back to home page
the news of iowa park
features from around iowa park
weddings, anniversaries and more
local obituaries
columns and letters
sports from local athletes
award-winning photos
let us know
ipleader advertising resources
businesses around iowa park
iowa park churches
area groups
get your message to the people
the iowa park area
the town of friendly living
the best of schools
links of interest
iowa park's paper since 1969
the leader staff
give us a shout

 

 

 

 




Water restrictions get tougher for Iowa Park
(07/04/13)

by Dolores Hamilton
Restrictions for Iowa Park’s water customers have been enhanced to encourage additional conservation of dwindling resources in action taken by the city council Monday night.

The council passed an ordinance that restricts outside watering to twice a month, and surcharges for excessive use of potable water have been raised.

Iowa Park purchases all of its water from Wichita Falls. When that city’s combined water sources (Lake Arrowhead, Lake Kickapoo and Lake Kemp) fell below 40 percent storage capacity, Stage 3 drought contingency water use restrictions were implemented, requiring all wholesale water customers to reduce their monthly consumption by 35 percent.

Iowa Park has been unable to accomplish this, and Electra, which buys its water from Iowa Park, has cut down even less.

“The new restrictions will pull us closer to the 35 percent cutback,” City Manager Mike Price said. “We all face surcharges if we don’t meet 35 percent reduction, and the cost of water will go up.”

The combined water levels of the lakes that supply our water fell to 34.9 percent this week. Should the combined levels fall to 30 percent of capacity, Stage 4 water restrictions will go into effect with more stringent cutbacks, including no outdoor watering.

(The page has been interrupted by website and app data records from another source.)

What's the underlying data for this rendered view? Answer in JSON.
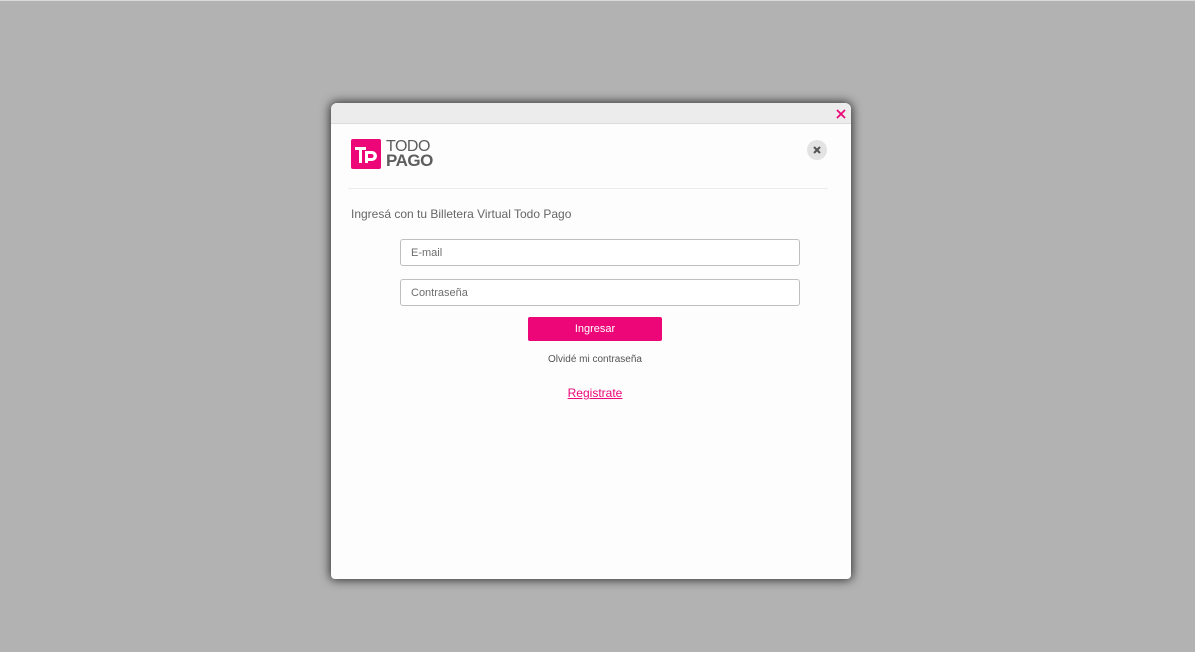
{
  "brand": {
    "line1": "TODO",
    "line2": "PAGO",
    "color": "#ec0677"
  },
  "icons": {
    "titlebar_close": "close-icon",
    "dialog_close": "close-icon",
    "logo": "todo-pago-logo"
  },
  "login": {
    "prompt": "Ingresá con tu Billetera Virtual Todo Pago",
    "email_placeholder": "E-mail",
    "password_placeholder": "Contraseña",
    "submit_label": "Ingresar",
    "forgot_label": "Olvidé mi contraseña",
    "register_label": "Registrate"
  }
}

The new restrictions are now in effect. No warnings will be given and tickets will be given for violations.

Following are amendments to the current water use restrictions:
A. All potable water customers of the City of Iowa Park are hereby limited to one day during the first and third full weeks of each month for the irrigation of any and all landscaped areas as follows:

(1) Water customers south of Loop 370/Old Iowa Park Highway are allowed to irrigate landscaped areas on Mondays only;

(2) Water customers north of Loop 370/Old Iowa Park Highway but south of U.S. Highway 287 North are allowed to irrigate landscaped areas on Wednesdays only; and

(3) Water customers north of U.S. Highway 287 North are allowed to irrigate landscaped areas on Fridays only.

A. It shall be unlawful for any person, firm, corporation or other entity to operate an automated sprinkler irrigation system on their assigned water day of the week except during the hours of 12 midnight to 5 a.m.

B. It shall be unlawful for any person, firm, corporation or other entity to operate a hose-end sprinkler system, including a hand-held hose, a soaker hose or a drip irrigation system, on their assigned watering day of the week except during the hours of 8 p.m. to 12 midnight.

C. It shall be unlawful to operate an automated sprinkler system, a hose-end sprinkler system, a hand-held hose, a soaker hose or a drip or bubbler irrigation system in a manner that causes water to run down the curb, drainage ditch or public right-of-way.

BUDGET WORKSHOP
During the budget workshop, the council studied the city’s cost of services for non-profit organizations. These include the Recreational Activity Center, Friendly Door Senior Citizens Center, Iowa Park Youth Baseball Association, and Top of Texas Football Association.

“All of these facilities, for the most part, are offering a service to the citizens of Iowa Park,” commented Price. “They enhance the overall quality of life for the city,” added Council member Keith Dyer.

The council was looking for services that could be cut to free up money in the budget for salary increases or capital outlay needs. They found there were few places the budget could be cut without lowering services to the citizens. “If you are talking about capital outlay or a salary increase, the only way you’re going to get there is a tax increase,” Price said. He told the council if they don’t want a tax increase figured into the budget to speak up now.

“We’re here to keep the city running, not here to be re-elected,” Tim Sheppard said.

The mayor voiced his opposition to the increase, but the other council members felt an increase was necessary in order to continue the operation of the city at the same level.

“Let Mike do his job,” said Dyer, and Price was instructed to continue work on the budget with a tax increase and the council would hold off having another budget workshop until the certified property appraisals are in.